→ About this task
Every line containing the string "label" is to be copied from the records.

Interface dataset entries
┌──
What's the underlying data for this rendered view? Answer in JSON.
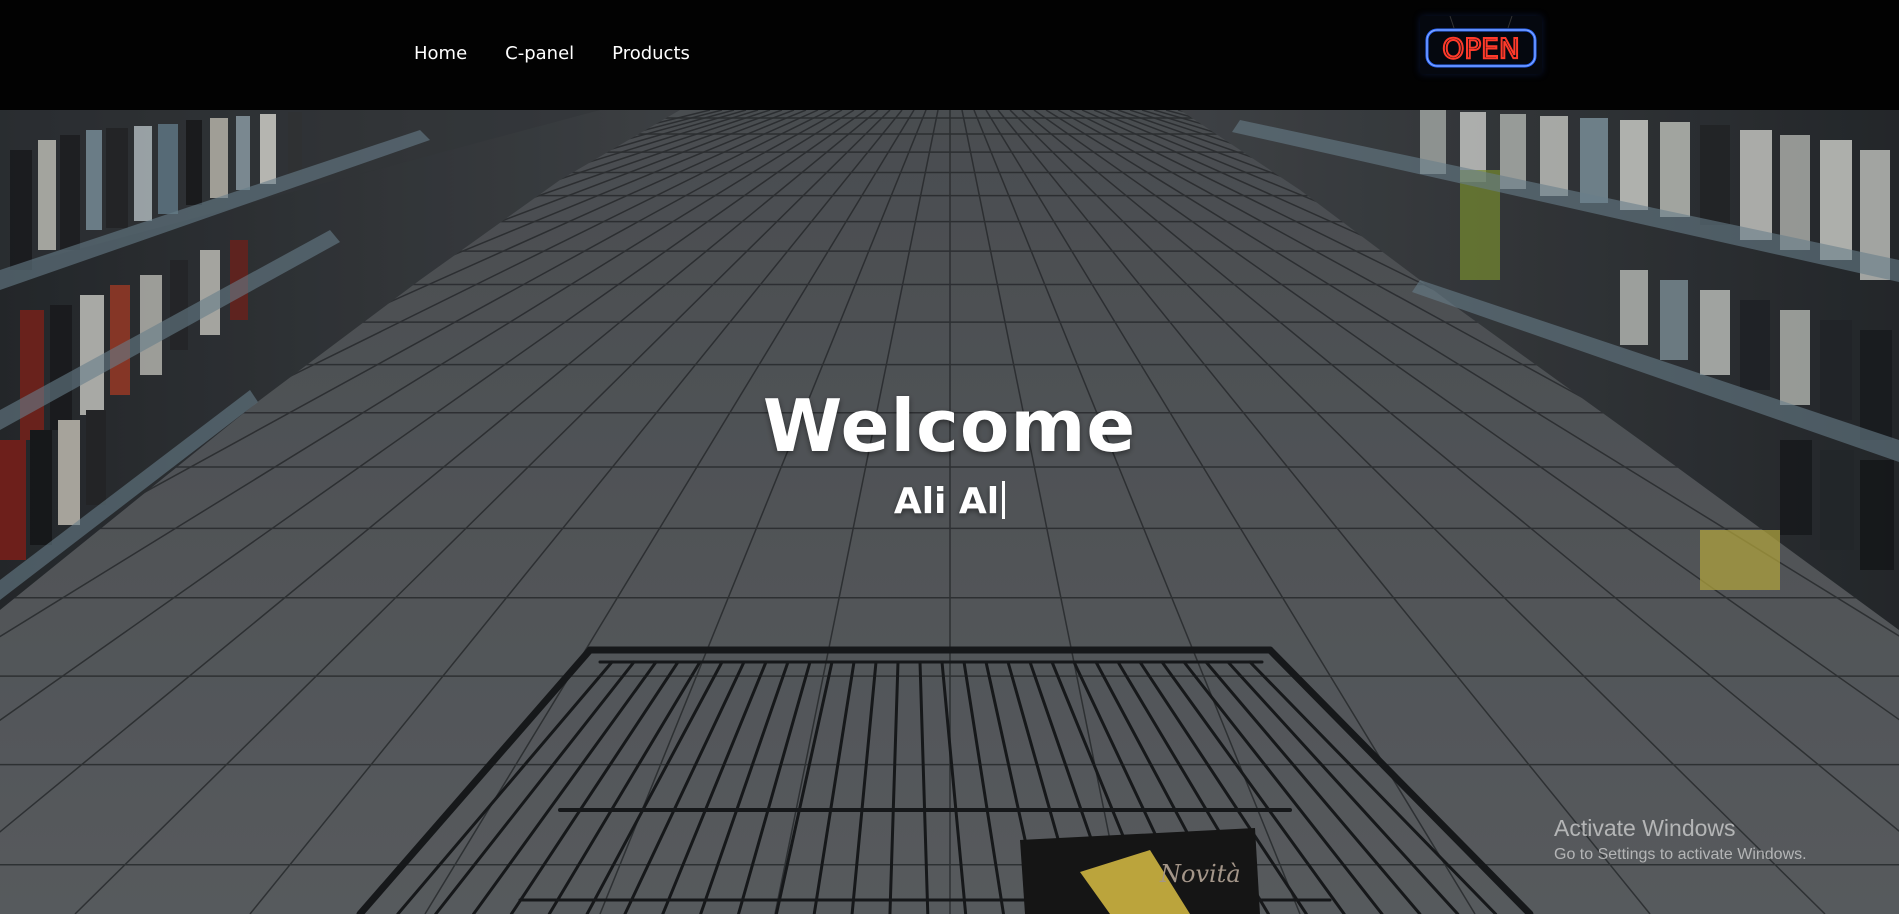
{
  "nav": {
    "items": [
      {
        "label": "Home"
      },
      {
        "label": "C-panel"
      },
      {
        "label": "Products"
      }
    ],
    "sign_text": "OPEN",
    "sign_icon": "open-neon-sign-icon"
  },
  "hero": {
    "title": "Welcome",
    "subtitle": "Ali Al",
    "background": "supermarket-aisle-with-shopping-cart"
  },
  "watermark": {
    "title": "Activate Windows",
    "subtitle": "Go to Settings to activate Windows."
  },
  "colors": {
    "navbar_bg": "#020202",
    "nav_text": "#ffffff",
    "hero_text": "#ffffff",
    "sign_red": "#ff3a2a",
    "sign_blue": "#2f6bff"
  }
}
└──
→ Answer area
        "label": "Home"
        "label": "C-panel"
        "label": "Products"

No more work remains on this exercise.